In Paul's letter, especially in the book of Galatians, there is a huge theological teaching that we must grasp. This issue is central to the teaching of the church and essential to the truth of the Gospel. It is the doctrine of justification. The doctrine of justification deals with the issue of, how can a righteous God have a relationship with unrighteous sinners? If God is a holy and good God, how can miserably wicked mankind ever be united in a intimate relationship with Him? This question is precisely the issue at the foundation of Christianity. In Galatians 2:15-21, Paul unpacks the depths of this doctrine which is the truth of the Gospel. Remember in Galatians, Paul is battling a group of early Christians called the judiazers over how justification happens. The judiazers claimed humanity is justified by Jesus and the works of the Law. Paul claimed that we are justified by faith and faith alone. Within this passage, we will come to see that we are saved not by our own righteous effort but we are justified by faith because of the righteous blood of Jesus Christ. In verse 15, Paul, still reflecting on his confrontation with Peter, states that they are Jews who know and obey the Old Testament Law, while the gentiles are ignorant of the written law and are sinners. Paul says that although the Jews might be more righteous than the gentiles, those good deeds are ultimately pointless when it comes to being justified before God. Paul states in verse 16, “a person is not justified by works of the law but through faith in Jesus Christ.” Salvation isn’t like the world religions, where your good deeds must out weigh your bad ones. No matter how good you are, you will never measure up to God’s holy and righteous standard. Romans tells us that “all have sinned and fallen short of the glory of God”. Our righteousness can not save us, only faith in Christ. This might lead some to the question, why does faith in Jesus justify humanity back to God? The reason is that Jesus is the only one who ever perfectly obeyed the Law. He is the only one who has kept the whole law in both mind, heart, and deed. He is God in the flesh, and on the cross Jesus substituted himself in our place, taking on the death of our sin, and in return he gives us his righteousness. Therefore, when we have faith in Jesus Christ we trust in the righteousness that he gives to us, not our own. It is only through faith in Christ that God’s righteous anger can be pacified and wicked sinners can be justified. In verse 17, Paul brings up a common argument of the Judiazers against the doctrine of Justification by faith.
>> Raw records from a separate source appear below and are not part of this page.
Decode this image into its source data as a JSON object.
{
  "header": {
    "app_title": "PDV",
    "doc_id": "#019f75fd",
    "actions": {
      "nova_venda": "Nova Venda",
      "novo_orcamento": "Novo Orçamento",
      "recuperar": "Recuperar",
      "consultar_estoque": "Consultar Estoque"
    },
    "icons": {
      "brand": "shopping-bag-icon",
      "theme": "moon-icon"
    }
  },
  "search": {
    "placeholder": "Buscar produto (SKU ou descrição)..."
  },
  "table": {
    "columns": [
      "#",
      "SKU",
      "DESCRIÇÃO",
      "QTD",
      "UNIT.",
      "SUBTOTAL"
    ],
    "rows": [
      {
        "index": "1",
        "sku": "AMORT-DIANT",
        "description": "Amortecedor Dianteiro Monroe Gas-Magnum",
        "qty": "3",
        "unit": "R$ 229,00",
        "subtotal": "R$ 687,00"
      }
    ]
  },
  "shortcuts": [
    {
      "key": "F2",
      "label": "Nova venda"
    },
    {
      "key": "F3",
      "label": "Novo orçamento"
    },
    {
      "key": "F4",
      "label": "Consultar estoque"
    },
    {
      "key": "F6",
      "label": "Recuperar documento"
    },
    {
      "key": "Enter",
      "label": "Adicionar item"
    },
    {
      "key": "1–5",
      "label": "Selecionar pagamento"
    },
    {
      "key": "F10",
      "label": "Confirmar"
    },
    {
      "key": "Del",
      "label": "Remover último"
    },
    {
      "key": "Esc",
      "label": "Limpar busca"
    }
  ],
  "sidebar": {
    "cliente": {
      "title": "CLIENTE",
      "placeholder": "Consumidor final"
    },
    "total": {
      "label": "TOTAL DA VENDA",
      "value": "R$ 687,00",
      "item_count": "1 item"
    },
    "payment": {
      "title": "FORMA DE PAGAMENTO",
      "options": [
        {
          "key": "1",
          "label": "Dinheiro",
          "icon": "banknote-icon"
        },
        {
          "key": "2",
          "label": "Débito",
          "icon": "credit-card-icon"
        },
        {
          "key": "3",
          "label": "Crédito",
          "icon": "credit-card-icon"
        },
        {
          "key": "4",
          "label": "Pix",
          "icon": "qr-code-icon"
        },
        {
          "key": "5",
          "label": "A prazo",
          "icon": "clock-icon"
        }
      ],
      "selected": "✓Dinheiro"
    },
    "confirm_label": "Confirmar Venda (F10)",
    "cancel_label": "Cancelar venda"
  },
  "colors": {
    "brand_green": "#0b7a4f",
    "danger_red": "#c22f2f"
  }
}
The Judiazers argument was that if we are justified by faith alone, and not by our works, doesn’t that just encourage people to keep on sinning? If Jesus saves us without any conditions, doesn’t that just mean people will just continue in their wicked ways? This was a regular objection to the Gospel by the religious people of Paul’s day. The phrasing of verse 17-18 can be difficult and it would be good to examine Romans 6 to better understand Paul’s point here. Paul’s response to this argument is that justification is more than just a change in legal standing before God, it is a change at the very core of who we are. God announces us righteous because of Christ, but transforms us and writes His law on our hearts (Jerimiah 31:33). John Stott put it well when he says “No Christian who has grasped these truths could ever seriously contemplate reverting to the old life.” Jesus now lives within us and we share with him his death and resurrection. For the one who has been justified by faith, he no longer lives for himself, but Christ lives in him and he lives by faith in the son of God. (v. 20) This is the grace of God given to us in Jesus and if we could be saved through our righteous acts, the works of the law, Jesus’ death was without purpose. If we could be saved by works than Jesus died for nothing.